AIM OF THE TASK –
Filter the material below so that only lines containing "this" remain.

*** Opening of TASK MATERIAL ***

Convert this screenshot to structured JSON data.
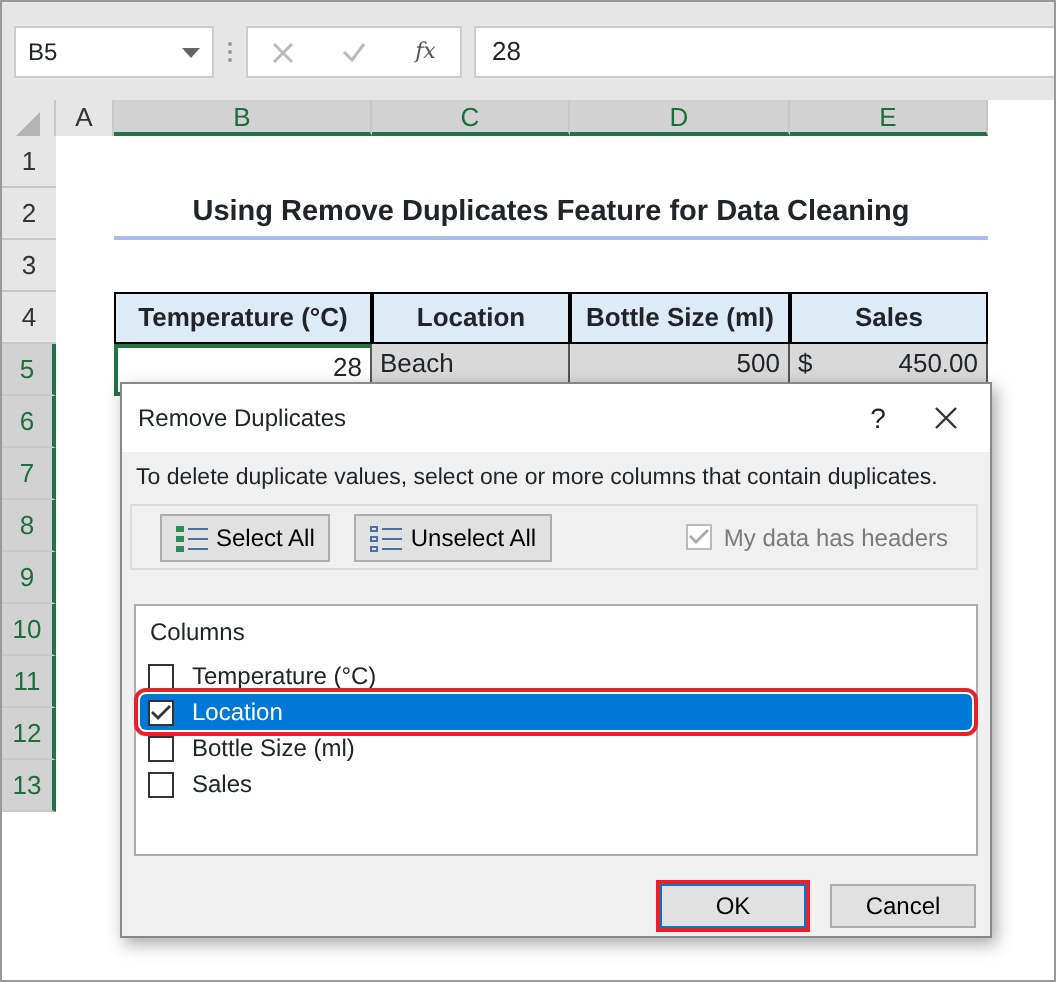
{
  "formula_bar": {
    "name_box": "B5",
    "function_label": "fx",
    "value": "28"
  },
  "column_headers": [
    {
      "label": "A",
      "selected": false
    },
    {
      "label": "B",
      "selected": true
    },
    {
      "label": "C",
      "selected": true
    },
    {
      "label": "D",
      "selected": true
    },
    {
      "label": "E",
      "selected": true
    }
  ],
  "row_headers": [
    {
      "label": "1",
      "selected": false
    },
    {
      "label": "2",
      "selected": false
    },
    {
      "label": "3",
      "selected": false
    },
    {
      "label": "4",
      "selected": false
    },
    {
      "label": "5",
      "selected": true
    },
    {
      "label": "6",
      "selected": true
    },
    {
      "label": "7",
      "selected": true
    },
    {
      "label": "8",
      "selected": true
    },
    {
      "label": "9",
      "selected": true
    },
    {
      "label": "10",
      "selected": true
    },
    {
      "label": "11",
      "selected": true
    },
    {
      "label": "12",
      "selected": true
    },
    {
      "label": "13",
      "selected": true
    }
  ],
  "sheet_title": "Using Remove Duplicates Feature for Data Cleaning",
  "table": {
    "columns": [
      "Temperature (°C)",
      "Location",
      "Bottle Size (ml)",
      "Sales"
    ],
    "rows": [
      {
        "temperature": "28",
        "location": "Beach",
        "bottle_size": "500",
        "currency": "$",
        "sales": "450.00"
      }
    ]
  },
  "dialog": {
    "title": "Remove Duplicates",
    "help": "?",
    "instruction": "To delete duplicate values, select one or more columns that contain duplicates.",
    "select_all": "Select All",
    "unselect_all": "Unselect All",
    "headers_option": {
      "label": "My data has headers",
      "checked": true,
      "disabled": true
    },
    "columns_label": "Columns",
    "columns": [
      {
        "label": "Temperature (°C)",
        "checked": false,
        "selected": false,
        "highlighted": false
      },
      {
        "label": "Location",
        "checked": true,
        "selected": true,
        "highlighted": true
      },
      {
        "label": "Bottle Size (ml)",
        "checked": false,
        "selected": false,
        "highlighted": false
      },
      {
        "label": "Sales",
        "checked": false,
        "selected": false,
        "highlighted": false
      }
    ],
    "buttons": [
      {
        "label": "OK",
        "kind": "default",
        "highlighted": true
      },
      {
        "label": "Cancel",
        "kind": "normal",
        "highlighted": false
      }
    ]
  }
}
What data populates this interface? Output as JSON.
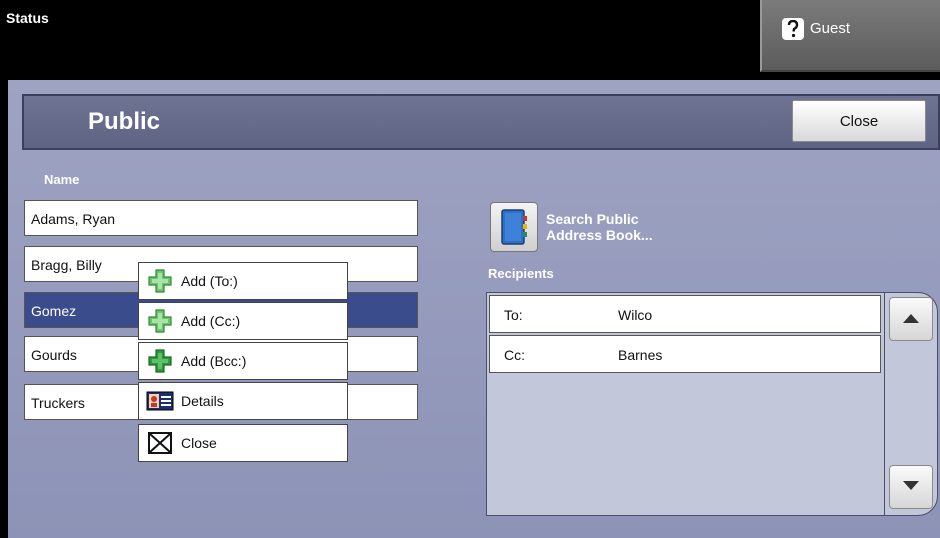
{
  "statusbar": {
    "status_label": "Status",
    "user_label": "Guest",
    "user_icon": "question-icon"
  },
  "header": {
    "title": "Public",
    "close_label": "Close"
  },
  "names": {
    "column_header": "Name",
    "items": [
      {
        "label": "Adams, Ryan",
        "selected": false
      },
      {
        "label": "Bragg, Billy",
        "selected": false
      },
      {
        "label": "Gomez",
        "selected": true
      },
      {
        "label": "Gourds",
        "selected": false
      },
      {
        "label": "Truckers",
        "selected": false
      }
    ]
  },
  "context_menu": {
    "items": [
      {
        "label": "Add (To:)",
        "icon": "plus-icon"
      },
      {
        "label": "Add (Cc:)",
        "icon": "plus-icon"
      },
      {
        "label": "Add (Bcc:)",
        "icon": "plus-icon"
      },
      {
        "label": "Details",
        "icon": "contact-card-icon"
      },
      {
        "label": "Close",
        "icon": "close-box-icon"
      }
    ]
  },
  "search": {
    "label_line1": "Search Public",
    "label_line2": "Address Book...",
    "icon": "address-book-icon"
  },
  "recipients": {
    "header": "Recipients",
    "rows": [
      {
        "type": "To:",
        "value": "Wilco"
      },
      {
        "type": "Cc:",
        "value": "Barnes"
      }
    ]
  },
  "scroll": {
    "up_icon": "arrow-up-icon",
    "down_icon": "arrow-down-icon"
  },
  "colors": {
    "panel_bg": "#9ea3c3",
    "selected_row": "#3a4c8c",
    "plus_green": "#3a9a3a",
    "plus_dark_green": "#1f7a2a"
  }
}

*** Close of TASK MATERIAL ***

ANSWER FOR THE TASK –
Convert this screenshot to structured JSON data.
What data populates this interface? Output as JSON.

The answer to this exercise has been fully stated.